Factors Etc. had prior put together a rather lacklustre poster idea for Luke Skywalker - a shoddy composite of one of Ralph McQuarrie's early conceptual paintings for the film (which featured a female Luke) along with a poorly cut out shot of Mark Hamill as Luke from the classic David Steen group shot of the hero cast, taken in the UK - Summer 1976 (a shot which would famously become its own poster from Scandicor and appear on a classic Rolling Stone magazine cover). The early Luke poster also incorrectly labels him a 'Jedi Knight', which doesn't happen until Return of the Jedi. Perhaps the poor reception to this poster concept was the catalyst for the Seidemann shoot quickly happening? The name brand of Seidemann on the poster (like Annie Leibovitz) being a guarantee of quality recognition to Lucasfilm/The Star Wars Corporation and American purchasers.

The space cowboy himself: Han Solo!

Seidemann would also go on to take pics of Harrison Ford as Han Solo for merchandise/publicity purposes that appeared in 1978 (perhaps for a planned Factors Etc. poster that ultimately never happened). The time period in which these Ford images were lens-captured hasn't been locked down- Ford has short hair in the shots so they were surely taken at some point by either late Autumn 1977 or early 1978 (either just before or after completing the World War II adventure (hence the shorter hair look) Force Ten from Navarone, which Ford filmed from around October 1977 into early 1978. Some of the shorter haired Han poses from the Seidemann shoot would appear via TOPPS Cards sets 4 and 5 during early to mid-1978 (exact card set release dates unknown) and then used for potential publicity for The Star Wars Holiday Special that November. The location of the shoot is not known either, but it may well have been whilst Ford was in the UK long-term between 1977 and 1978.

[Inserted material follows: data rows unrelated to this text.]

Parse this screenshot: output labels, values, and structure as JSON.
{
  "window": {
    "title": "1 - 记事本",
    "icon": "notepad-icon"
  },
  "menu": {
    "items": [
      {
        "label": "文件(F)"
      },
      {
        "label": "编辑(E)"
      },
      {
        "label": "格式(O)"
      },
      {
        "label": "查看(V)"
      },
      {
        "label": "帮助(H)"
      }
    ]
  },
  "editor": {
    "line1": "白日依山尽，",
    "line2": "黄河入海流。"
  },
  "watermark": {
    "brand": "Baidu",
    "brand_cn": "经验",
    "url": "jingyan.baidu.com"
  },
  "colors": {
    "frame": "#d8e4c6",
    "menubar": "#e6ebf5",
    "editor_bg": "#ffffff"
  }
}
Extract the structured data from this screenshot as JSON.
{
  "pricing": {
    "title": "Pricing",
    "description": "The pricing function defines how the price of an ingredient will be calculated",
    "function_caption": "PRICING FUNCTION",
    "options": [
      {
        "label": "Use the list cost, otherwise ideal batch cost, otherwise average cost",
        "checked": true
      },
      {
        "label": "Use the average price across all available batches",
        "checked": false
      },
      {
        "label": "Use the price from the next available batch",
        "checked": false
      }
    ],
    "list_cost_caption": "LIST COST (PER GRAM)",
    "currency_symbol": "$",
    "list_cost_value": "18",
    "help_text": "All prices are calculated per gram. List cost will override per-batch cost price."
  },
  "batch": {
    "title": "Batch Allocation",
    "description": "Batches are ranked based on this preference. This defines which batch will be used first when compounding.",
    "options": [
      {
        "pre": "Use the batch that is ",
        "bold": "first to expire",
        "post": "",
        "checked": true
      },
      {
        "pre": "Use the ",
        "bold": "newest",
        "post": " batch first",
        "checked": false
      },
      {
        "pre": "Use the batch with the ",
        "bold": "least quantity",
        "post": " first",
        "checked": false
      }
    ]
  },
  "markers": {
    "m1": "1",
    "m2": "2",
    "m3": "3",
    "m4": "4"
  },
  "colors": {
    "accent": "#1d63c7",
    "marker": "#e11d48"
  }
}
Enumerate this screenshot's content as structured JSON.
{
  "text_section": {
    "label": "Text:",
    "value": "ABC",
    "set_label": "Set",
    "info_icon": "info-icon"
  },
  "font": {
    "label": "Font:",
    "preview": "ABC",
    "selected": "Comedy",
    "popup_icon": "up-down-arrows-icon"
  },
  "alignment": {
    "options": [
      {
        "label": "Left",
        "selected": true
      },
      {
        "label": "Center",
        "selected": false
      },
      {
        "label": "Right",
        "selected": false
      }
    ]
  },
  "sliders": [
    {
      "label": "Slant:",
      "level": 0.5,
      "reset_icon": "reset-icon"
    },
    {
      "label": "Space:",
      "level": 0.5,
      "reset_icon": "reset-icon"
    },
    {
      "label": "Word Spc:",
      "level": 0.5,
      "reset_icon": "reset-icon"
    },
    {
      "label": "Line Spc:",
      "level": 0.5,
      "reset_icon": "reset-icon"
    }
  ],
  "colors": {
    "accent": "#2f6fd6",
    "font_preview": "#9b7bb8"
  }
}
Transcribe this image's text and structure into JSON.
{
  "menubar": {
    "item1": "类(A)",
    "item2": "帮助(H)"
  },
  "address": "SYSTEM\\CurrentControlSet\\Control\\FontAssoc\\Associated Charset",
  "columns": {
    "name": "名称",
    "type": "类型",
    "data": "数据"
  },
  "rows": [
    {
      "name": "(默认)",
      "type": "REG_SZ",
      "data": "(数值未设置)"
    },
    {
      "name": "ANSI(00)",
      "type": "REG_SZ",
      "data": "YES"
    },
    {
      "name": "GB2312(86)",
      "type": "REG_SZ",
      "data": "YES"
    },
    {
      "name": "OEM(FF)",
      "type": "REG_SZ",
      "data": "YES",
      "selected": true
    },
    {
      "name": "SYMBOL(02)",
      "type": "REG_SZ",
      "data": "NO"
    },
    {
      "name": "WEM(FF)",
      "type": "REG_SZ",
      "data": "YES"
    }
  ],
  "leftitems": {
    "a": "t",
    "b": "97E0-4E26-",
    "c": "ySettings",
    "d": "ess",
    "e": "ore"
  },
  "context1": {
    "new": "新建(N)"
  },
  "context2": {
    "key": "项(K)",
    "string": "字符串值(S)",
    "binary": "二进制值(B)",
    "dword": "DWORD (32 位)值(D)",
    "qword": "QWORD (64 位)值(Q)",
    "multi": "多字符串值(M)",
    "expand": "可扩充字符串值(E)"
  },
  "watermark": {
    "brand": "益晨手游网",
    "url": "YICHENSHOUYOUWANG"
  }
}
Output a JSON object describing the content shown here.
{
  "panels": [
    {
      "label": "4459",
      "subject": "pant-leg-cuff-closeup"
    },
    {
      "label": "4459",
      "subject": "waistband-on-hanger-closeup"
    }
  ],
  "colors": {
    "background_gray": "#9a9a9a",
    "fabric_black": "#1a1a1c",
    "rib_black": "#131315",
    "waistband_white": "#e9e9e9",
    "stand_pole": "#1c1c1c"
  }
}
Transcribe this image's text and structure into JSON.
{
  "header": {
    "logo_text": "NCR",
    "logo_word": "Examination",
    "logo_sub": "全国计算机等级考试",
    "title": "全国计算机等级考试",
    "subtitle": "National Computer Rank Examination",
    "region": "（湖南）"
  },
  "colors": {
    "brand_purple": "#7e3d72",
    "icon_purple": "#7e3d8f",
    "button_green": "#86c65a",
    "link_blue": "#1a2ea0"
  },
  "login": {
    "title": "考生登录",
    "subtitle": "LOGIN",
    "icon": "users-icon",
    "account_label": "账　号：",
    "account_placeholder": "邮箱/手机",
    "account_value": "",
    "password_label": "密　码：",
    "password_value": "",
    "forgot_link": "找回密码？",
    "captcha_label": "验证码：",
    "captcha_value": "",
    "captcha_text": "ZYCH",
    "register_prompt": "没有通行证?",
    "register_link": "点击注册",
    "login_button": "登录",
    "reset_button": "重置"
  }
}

Additionally, all of the Seidemann shoots had rear angle shots taken of the actors in their character's costumes- presumably for future costume archive reference by Lucasfilm for the upcoming sequel.

Han Solo (Harrison Ford) with blaster:

Note the modified blaster is the same one used for the Carrie Fisher shoot.

It's likely that this shot of Ford was taken from around the same time, or as part of the publicity shoot session.

Han Solo with pistol:

Note that this is not the modified pistol Ford used in the UK 1976 shooting. It is likely another rented gun prop modified for this photo shoot.

If anyone else out there can help with more info and exact timeline dates, please get in touch.